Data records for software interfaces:
────────────────

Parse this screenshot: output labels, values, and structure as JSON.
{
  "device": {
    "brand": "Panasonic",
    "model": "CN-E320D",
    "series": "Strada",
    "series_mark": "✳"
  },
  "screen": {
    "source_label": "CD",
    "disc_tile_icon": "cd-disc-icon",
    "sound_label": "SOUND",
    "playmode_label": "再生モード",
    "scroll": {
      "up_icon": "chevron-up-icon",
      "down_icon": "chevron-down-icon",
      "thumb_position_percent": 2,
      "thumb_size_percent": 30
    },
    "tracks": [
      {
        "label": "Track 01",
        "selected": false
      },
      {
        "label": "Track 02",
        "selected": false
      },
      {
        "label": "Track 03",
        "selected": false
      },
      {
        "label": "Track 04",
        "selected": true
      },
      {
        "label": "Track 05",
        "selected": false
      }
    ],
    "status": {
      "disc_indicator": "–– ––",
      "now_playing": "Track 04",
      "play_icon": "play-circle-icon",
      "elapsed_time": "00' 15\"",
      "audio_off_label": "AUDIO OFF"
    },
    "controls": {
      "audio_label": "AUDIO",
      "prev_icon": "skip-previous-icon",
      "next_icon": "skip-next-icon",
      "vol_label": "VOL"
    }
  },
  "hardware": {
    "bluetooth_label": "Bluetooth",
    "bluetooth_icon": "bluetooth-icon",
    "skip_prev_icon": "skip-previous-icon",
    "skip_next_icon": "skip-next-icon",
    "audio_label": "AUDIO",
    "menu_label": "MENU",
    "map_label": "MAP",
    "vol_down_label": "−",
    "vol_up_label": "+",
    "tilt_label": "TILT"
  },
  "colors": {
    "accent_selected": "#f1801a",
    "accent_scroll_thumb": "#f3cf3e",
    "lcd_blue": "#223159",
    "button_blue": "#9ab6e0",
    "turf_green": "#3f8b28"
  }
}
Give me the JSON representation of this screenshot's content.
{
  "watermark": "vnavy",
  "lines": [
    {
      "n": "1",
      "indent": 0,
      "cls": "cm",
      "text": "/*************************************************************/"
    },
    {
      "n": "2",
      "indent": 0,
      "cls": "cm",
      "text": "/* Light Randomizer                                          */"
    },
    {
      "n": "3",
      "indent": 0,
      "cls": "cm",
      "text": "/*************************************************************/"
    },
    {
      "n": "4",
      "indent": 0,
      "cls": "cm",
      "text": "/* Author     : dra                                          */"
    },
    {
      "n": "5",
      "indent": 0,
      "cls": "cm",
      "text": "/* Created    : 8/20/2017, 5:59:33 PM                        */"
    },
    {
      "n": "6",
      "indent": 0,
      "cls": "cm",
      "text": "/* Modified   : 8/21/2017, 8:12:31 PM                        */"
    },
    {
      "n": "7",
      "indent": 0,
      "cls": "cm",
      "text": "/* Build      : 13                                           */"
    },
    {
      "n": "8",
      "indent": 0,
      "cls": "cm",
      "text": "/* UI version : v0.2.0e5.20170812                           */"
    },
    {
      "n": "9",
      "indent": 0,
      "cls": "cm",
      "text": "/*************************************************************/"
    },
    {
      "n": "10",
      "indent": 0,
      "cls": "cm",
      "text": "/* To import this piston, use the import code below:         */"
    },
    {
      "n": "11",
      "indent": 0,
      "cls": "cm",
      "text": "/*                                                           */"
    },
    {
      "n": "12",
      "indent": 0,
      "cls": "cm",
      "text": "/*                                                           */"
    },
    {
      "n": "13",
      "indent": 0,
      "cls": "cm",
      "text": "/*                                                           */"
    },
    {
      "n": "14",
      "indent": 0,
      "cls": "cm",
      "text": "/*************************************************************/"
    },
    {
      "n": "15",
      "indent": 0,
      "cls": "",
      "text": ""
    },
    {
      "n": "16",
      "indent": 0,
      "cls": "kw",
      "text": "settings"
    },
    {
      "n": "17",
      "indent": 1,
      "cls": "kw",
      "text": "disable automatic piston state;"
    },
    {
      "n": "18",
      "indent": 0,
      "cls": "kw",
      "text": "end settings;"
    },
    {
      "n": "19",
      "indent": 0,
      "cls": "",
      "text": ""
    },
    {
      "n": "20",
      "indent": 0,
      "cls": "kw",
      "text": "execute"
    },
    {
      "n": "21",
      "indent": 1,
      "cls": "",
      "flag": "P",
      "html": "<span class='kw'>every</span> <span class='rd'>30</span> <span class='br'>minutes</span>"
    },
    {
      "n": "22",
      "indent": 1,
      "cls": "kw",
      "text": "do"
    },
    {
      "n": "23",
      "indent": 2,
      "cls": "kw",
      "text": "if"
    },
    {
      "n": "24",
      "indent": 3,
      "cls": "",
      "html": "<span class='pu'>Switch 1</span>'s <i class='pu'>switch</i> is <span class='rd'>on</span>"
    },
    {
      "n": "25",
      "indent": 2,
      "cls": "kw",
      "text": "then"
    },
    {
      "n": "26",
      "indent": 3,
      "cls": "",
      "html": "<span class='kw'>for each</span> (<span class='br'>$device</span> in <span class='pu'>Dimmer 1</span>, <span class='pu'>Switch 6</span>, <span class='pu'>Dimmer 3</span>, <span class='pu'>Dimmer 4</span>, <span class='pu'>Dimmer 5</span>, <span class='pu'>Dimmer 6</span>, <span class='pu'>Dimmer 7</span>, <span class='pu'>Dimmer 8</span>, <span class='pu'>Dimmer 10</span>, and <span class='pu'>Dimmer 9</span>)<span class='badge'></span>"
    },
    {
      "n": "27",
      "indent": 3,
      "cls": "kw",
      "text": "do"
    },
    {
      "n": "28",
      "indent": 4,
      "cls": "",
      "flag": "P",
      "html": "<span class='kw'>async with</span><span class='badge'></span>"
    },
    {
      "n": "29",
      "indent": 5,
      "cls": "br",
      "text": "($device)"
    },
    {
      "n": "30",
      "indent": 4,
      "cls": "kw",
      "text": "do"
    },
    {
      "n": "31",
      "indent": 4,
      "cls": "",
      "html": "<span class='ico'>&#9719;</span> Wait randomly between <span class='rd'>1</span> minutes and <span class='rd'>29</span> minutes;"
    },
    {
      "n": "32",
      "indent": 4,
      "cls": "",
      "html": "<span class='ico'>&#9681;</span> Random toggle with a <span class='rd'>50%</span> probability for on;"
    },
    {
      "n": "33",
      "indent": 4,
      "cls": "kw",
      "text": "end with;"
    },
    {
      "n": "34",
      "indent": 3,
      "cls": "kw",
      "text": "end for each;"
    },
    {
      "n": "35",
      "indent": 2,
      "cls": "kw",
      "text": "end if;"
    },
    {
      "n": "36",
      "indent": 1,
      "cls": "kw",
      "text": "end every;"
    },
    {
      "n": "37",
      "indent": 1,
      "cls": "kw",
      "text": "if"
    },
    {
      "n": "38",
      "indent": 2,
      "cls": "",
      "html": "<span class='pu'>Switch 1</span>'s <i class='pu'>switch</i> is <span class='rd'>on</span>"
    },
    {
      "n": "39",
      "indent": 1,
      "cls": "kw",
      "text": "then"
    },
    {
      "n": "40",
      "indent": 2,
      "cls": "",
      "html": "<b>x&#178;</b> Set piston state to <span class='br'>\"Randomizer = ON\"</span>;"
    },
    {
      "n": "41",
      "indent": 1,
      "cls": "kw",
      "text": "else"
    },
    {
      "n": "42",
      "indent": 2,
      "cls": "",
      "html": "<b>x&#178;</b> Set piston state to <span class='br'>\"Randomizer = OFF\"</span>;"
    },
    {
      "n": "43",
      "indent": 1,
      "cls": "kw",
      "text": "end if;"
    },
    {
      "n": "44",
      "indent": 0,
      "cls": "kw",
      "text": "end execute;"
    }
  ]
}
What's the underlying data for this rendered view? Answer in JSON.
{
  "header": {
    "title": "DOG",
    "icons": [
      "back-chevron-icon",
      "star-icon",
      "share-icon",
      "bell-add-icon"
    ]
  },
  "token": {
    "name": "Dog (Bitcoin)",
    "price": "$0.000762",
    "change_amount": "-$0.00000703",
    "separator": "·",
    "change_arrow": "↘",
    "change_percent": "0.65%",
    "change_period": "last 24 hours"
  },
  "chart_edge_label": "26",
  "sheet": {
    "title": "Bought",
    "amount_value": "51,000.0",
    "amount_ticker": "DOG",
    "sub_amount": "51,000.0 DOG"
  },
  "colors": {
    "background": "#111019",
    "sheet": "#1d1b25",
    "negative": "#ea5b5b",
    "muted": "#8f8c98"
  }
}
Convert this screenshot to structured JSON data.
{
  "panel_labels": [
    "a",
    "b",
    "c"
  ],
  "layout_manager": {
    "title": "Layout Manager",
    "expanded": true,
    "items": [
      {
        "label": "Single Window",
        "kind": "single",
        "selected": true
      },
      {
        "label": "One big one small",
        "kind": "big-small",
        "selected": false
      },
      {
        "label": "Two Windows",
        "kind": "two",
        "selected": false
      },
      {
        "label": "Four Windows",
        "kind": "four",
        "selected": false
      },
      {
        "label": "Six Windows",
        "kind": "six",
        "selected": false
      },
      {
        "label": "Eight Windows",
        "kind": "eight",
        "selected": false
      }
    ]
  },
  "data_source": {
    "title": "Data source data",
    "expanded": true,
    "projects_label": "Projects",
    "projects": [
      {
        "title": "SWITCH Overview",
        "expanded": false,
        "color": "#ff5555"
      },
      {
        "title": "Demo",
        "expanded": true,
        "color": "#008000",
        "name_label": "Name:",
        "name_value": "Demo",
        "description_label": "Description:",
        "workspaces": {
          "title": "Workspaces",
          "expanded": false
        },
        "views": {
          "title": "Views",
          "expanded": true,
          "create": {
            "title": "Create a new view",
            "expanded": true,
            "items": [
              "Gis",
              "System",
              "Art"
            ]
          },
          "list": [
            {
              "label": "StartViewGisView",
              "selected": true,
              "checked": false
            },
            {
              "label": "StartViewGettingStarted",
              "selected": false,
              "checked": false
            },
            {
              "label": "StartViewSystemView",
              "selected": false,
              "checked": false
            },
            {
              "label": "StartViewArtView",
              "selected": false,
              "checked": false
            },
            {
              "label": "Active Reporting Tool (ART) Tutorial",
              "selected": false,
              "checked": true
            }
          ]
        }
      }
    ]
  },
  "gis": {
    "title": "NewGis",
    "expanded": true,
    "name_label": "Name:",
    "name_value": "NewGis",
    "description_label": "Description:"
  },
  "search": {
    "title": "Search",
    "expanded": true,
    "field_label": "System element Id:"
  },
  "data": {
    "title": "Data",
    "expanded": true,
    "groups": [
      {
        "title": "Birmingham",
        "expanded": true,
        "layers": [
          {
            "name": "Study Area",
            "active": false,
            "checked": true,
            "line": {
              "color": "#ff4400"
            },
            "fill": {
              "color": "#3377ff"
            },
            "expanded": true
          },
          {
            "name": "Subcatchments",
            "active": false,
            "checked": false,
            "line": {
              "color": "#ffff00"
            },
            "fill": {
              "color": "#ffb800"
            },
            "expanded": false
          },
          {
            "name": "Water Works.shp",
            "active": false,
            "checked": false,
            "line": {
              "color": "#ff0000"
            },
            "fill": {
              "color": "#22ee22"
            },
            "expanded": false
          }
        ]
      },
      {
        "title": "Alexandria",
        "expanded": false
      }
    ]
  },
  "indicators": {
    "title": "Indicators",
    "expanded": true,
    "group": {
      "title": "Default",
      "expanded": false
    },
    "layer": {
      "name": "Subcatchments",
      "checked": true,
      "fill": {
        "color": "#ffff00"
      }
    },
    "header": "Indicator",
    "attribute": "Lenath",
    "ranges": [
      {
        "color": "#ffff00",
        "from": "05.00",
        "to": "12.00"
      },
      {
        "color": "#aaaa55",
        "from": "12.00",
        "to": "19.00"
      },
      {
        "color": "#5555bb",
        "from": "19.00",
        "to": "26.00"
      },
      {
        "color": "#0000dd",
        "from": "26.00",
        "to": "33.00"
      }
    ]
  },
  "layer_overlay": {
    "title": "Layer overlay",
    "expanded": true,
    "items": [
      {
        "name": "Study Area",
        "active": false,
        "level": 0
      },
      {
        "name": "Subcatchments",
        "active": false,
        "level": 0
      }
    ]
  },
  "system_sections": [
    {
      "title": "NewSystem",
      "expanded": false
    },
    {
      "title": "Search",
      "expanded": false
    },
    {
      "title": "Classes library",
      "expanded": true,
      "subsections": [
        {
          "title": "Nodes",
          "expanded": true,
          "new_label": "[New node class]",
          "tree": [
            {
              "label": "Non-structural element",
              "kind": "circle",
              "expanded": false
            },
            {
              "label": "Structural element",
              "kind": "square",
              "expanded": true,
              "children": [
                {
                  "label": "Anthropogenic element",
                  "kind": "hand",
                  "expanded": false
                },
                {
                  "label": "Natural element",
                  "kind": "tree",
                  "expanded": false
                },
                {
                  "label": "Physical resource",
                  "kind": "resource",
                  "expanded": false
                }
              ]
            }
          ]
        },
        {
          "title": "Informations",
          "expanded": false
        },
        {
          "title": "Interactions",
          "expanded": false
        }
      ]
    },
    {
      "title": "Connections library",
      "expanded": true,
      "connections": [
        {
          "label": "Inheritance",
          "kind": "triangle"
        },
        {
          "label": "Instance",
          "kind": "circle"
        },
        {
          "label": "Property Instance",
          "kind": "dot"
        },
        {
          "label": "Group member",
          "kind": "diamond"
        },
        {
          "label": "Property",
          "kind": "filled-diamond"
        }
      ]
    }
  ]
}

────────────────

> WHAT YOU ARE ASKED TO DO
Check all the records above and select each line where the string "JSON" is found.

> EXERCISE ANSWER
Parse this screenshot: output labels, values, and structure as JSON.
Give me the JSON representation of this screenshot's content.
What's the underlying data for this rendered view? Answer in JSON.
Convert this screenshot to structured JSON data.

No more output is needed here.